AKRON-Goodyear and Cooper Tire & Rubber Co. reported record net income and sales for the year ended Dec. 31, while TBC Corp. said its year-end net income and sales results dipped below 1993 levels. All three companies recently released their fourth-quarter and year-end results.
Surging tire sales and Goodyear's prospering oil pipeline system helped offset the negative effects of escalating raw materials and labor costs, contributing significantly to the tire maker's record sales and earnings for 1994.
Goodyear ended the year with a 5.5-percent increase in sales to $12.3 billion, compared with 1993, as net income climbed 46.2 percent to $567 million from $387.8 million in 1993.

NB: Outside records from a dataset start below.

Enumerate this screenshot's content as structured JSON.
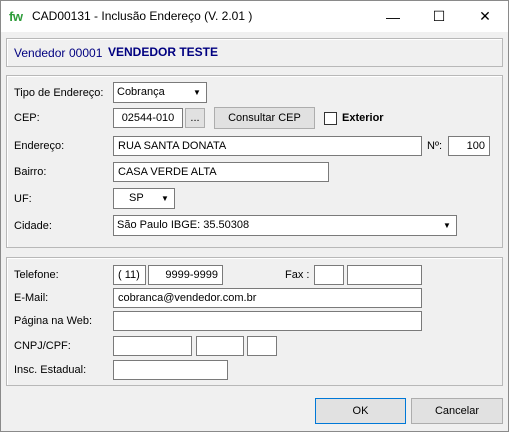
{
  "window": {
    "app_icon": "fw",
    "title": "CAD00131 - Inclusão Endereço  (V.  2.01 )",
    "minimize_glyph": "—",
    "maximize_glyph": "☐",
    "close_glyph": "✕"
  },
  "vendor": {
    "label": "Vendedor",
    "code": "00001",
    "name": "VENDEDOR TESTE"
  },
  "address": {
    "tipo_label": "Tipo de Endereço:",
    "tipo_value": "Cobrança",
    "cep_label": "CEP:",
    "cep_value": "02544-010",
    "cep_lookup_label": "...",
    "consultar_cep_label": "Consultar CEP",
    "exterior_label": "Exterior",
    "exterior_checked": false,
    "endereco_label": "Endereço:",
    "endereco_value": "RUA SANTA DONATA",
    "numero_label": "Nº:",
    "numero_value": "100",
    "bairro_label": "Bairro:",
    "bairro_value": "CASA VERDE ALTA",
    "uf_label": "UF:",
    "uf_value": "SP",
    "cidade_label": "Cidade:",
    "cidade_value": "São Paulo IBGE: 35.50308"
  },
  "contact": {
    "telefone_label": "Telefone:",
    "ddd_value": "( 11)",
    "telefone_value": "9999-9999",
    "fax_label": "Fax :",
    "fax_ddd_value": "",
    "fax_value": "",
    "email_label": "E-Mail:",
    "email_value": "cobranca@vendedor.com.br",
    "web_label": "Página na Web:",
    "web_value": "",
    "cnpj_label": "CNPJ/CPF:",
    "cnpj_part1": "",
    "cnpj_part2": "",
    "cnpj_part3": "",
    "ie_label": "Insc. Estadual:",
    "ie_value": ""
  },
  "buttons": {
    "ok_label": "OK",
    "cancel_label": "Cancelar"
  },
  "icons": {
    "app": "fw-logo-icon",
    "combo_arrow": "chevron-down-icon"
  }
}
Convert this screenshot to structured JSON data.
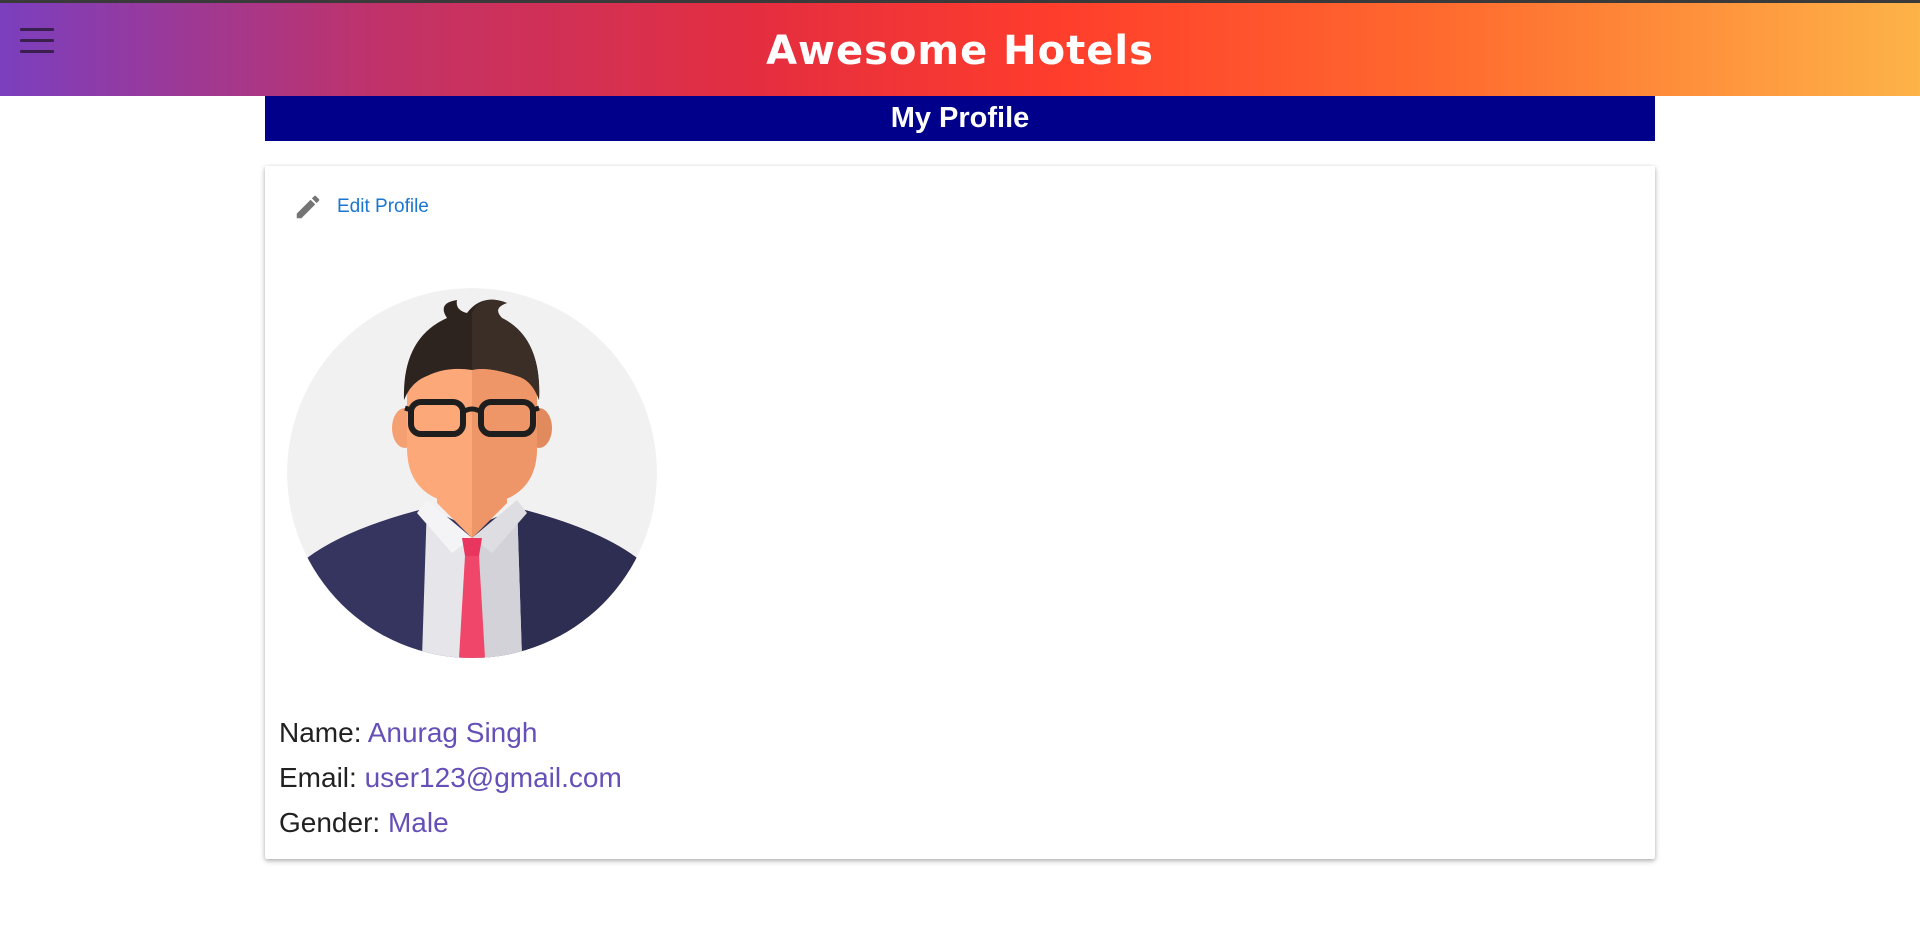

Goodyear boosted annual tire unit sales 7.1 percent over 1993, netting records in both the original equipment and replacement markets.
However, competitive pricing and increased raw material prices and labor costs caused the cost of goods sold as a percent of sales to increase to 75.5 percent in 1994 from 74.8 percent.
For the fourth quarter, worldwide sales rose 10.1 percent to $3.2 billion compared with the year-ago period, as net income jumped 20.6 percent to $136.5 million.
Goodyear's tires segment netted a record $1 billion in operating income for the year as sales climbed 5.5 percent to $10.5 billion compared with the previous year.
However, for the fourth quarter, the segment's operating income dropped 6.6 percent to $229.6 million, due to escalating raw material and labor costs and reduced interest income from time deposits held by the company in Brazil, officials said.
Despite Goodyear's report of record sales and earnings on Feb. 8, the company's share price fell $1, closing the day at 357/8.
Cooper Chairman and CEO Patrick W. Rooney credited strong markets and employee performance with the record net income and sales figures the company posted in 1994.
The Findlay, Ohio-based tire maker boosted year-end net income to a record $128.5 million, up 25.7 percent over 1993.
Net sales reached a record $1.4 billion for the year, up 17.7 percent over the prior year sales of $1.2 billion, the company said.
Cooper also reported a decline in capital expenditures during 1994 to $78.4 million from $117.2 million in 1993. But Mr. Rooney attributed this to a matter of project timing.
``We are continuing to invest all the necessary funds for expansions and technology to keep us in a leading position in our industry,'' he said.
For the fourth quarter, Cooper's sales grew 22.5 percent to $361.3 million vs. $294.9 million in the comparable 1993 period. Net income during the quarter jumped 40.5 percent to $39.1 million from $27.8 million in 1993.
Despite strong fourth-quarter earnings, TBC reported its 1994 net income and sales figures were down from a year ago.
For the year, TBC's net income totaled $19.5 million compared with $21.4 million in 1993. Net sales for the same period dipped nearly 3 percent to $551.9 million from $568.7 million a year ago.
Net income for the fourth quarter increased 6.1 percent to $5.2 million vs. $4.9 million during the comparable 1993 period. Fourth quarter net sales dropped 1.5 percent to $127.7 million from $129.6 million a year ago, the company reported.